How many millions of lines of code does Windows have by now? An astonishing 50 million and counting. It’s a wonder if Windows will ever be completely patched up and secured as more and more vulnerabilities come up. More code is added to patch those vulnerabilities and that added code could inadvertently introduce more.
The recent Windows patch Tuesday patched 74 more flaws, one of which is a zero-day vulnerability that has the potential to allow attackers to take control of unpatched systems. That flaw is also present in older 64-bit Windows versions so Windows 7 and XP holdouts beware
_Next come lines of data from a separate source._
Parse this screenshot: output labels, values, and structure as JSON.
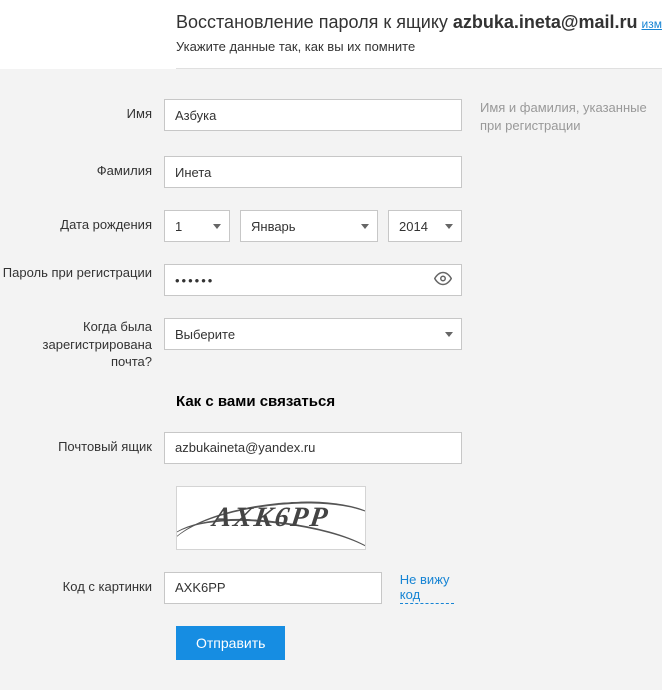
{
  "header": {
    "title_prefix": "Восстановление пароля к ящику ",
    "email": "azbuka.ineta@mail.ru",
    "change_link": "изм",
    "subtitle": "Укажите данные так, как вы их помните"
  },
  "labels": {
    "name": "Имя",
    "surname": "Фамилия",
    "dob": "Дата рождения",
    "password": "Пароль при регистрации",
    "when_registered": "Когда была зарегистрирована почта?",
    "mailbox": "Почтовый ящик",
    "captcha": "Код с картинки"
  },
  "values": {
    "name": "Азбука",
    "surname": "Инета",
    "dob_day": "1",
    "dob_month": "Январь",
    "dob_year": "2014",
    "password": "••••••",
    "when_registered": "Выберите",
    "mailbox": "azbukaineta@yandex.ru",
    "captcha_text": "AXK6PP",
    "captcha_input": "AXK6PP"
  },
  "hints": {
    "name": "Имя и фамилия, указанные при регистрации"
  },
  "section": {
    "contact": "Как с вами связаться"
  },
  "links": {
    "no_code": "Не вижу код"
  },
  "buttons": {
    "submit": "Отправить"
  }
}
“An attacker who successfully exploited this vulnerability could run arbitrary code in kernel mode. An attacker could then install programs; view, change, or delete data; or create new accounts with full user rights… To exploit this vulnerability, an attacker would first have to log on to the system. An attacker could then run a specially crafted application that could exploit the vulnerability and take control of an affected system.”
The zero-day flaw is one of five local privilege escalation flaws made known to Microsoft by Kaspersky Labs; dubbed CVE-2019-0859 is present within Win32K.sys which can be exploited because of its improper handling of objects in memory.
The other four have been patched in previous updates. Malicious parties can take advantage of the flaw by creating a backdoor through Windows Powershell.
The script language’s flexibility makes it possible for expert users to get into the nitty gritty places within the operating system, places even Microsoft isn’t aware of. Which makes the activity technically legit and can bypass consumer security products. Windows cannot protect against itself and more and more hackers turn to Powershell to inject and run their payload in unsuspecting Windows systems.